__THE TASK__:
Type the entries again, word for word.

__DATA__:
-*-

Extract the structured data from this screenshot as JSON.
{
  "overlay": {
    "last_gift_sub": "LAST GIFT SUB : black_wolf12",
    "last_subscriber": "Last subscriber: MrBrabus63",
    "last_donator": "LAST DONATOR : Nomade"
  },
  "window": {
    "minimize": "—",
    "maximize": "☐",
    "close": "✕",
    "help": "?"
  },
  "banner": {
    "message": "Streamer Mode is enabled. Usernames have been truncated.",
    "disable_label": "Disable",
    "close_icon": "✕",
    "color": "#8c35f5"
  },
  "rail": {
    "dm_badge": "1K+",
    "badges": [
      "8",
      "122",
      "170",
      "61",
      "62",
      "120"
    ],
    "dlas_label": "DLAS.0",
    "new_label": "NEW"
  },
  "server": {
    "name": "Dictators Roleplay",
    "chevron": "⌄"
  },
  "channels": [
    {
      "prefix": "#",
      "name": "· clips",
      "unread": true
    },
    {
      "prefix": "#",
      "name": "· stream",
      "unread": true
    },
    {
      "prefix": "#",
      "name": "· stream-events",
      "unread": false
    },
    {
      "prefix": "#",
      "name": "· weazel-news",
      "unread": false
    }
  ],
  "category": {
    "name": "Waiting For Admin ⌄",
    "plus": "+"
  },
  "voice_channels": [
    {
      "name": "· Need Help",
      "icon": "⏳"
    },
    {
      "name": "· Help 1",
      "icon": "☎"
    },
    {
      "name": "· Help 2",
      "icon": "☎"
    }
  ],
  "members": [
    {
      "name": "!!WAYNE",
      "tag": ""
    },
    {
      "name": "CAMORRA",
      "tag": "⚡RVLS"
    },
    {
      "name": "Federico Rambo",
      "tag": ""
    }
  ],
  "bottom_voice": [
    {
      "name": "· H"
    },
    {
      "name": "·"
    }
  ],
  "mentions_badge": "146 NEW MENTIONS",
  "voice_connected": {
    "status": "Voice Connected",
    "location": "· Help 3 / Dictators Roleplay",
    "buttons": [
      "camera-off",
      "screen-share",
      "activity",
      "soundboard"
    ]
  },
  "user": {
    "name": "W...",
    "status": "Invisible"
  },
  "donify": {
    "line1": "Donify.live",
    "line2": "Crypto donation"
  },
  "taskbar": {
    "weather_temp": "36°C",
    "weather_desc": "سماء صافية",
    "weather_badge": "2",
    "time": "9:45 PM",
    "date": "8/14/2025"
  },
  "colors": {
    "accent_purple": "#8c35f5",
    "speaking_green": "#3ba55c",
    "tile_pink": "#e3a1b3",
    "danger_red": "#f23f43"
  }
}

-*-

__OUTPUT OF THE EXERCISE__:
Extract the structured data from this screenshot as JSON.
{
  "overlay": {
    "last_gift_sub": "LAST GIFT SUB : black_wolf12",
    "last_subscriber": "Last subscriber: MrBrabus63",
    "last_donator": "LAST DONATOR : Nomade"
  },
  "window": {
    "minimize": "—",
    "maximize": "☐",
    "close": "✕",
    "help": "?"
  },
  "banner": {
    "message": "Streamer Mode is enabled. Usernames have been truncated.",
    "disable_label": "Disable",
    "close_icon": "✕",
    "color": "#8c35f5"
  },
  "rail": {
    "dm_badge": "1K+",
    "badges": [
      "8",
      "122",
      "170",
      "61",
      "62",
      "120"
    ],
    "dlas_label": "DLAS.0",
    "new_label": "NEW"
  },
  "server": {
    "name": "Dictators Roleplay",
    "chevron": "⌄"
  },
  "channels": [
    {
      "prefix": "#",
      "name": "· clips",
      "unread": true
    },
    {
      "prefix": "#",
      "name": "· stream",
      "unread": true
    },
    {
      "prefix": "#",
      "name": "· stream-events",
      "unread": false
    },
    {
      "prefix": "#",
      "name": "· weazel-news",
      "unread": false
    }
  ],
  "category": {
    "name": "Waiting For Admin ⌄",
    "plus": "+"
  },
  "voice_channels": [
    {
      "name": "· Need Help",
      "icon": "⏳"
    },
    {
      "name": "· Help 1",
      "icon": "☎"
    },
    {
      "name": "· Help 2",
      "icon": "☎"
    }
  ],
  "members": [
    {
      "name": "!!WAYNE",
      "tag": ""
    },
    {
      "name": "CAMORRA",
      "tag": "⚡RVLS"
    },
    {
      "name": "Federico Rambo",
      "tag": ""
    }
  ],
  "bottom_voice": [
    {
      "name": "· H"
    },
    {
      "name": "·"
    }
  ],
  "mentions_badge": "146 NEW MENTIONS",
  "voice_connected": {
    "status": "Voice Connected",
    "location": "· Help 3 / Dictators Roleplay",
    "buttons": [
      "camera-off",
      "screen-share",
      "activity",
      "soundboard"
    ]
  },
  "user": {
    "name": "W...",
    "status": "Invisible"
  },
  "donify": {
    "line1": "Donify.live",
    "line2": "Crypto donation"
  },
  "taskbar": {
    "weather_temp": "36°C",
    "weather_desc": "سماء صافية",
    "weather_badge": "2",
    "time": "9:45 PM",
    "date": "8/14/2025"
  },
  "colors": {
    "accent_purple": "#8c35f5",
    "speaking_green": "#3ba55c",
    "tile_pink": "#e3a1b3",
    "danger_red": "#f23f43"
  }
}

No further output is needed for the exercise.